Privacy Commissioner Jennifer Stoddart has asked Google Inc. to explain how its new social network, Buzz, has addressed privacy issues since its recent launch.
She also reminded Google officials in a conference call this week that their company, like all multinational corporations, must abide by Canadian privacy laws when they launch products in this country.
“We have seen a storm of protest and outrage over alleged privacy violations and my office also has questions about how Google Buzz has met the requirements of privacy law in Canada,” said Stoddart.
Stoddart also expressed disappointment that, despite the clear and significant privacy implications, the California-based corporation failed to consult her Office prior to unveiling Buzz in Canada.
“My office has a variety of resources available to help companies build privacy into their products and services. When companies consult with us at the development stage, they can avoid the problems we’ve seen in recent days.”
Buzz was added as a feature on Google’s Gmail, which reportedly has 146 million users worldwide, last week.

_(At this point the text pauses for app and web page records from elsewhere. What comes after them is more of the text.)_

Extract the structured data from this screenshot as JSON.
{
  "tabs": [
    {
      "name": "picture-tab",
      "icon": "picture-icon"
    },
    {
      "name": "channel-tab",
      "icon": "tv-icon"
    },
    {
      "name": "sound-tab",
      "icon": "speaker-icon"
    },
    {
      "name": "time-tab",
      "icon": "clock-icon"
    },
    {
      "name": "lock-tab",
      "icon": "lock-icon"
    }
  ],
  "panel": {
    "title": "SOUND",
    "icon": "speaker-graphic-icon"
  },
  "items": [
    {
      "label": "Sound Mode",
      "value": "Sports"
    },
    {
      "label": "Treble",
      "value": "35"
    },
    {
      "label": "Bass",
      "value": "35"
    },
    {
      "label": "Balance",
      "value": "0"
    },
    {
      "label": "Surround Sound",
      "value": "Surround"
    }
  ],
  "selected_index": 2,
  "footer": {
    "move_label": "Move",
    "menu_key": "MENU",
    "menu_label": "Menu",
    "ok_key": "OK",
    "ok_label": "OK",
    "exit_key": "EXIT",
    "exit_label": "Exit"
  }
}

Some Gmail users have alleged that they were automatically – and without adequate consent or prior notice – assigned a network of “followers” based on the people with whom they communicated most often using Google’s e-mail and chat services. They also alleged that, by default, this list of “followers” was included in a widely available online profile.
Google has since issued a public apology and introduced changes to try to address the widespread criticism. The company has said that further changes will be introduced this week.
The Privacy Commissioner of Canada is mandated by Parliament to act as an ombudsman, advocate and guardian of privacy and the protection of personal information rights of Canadians.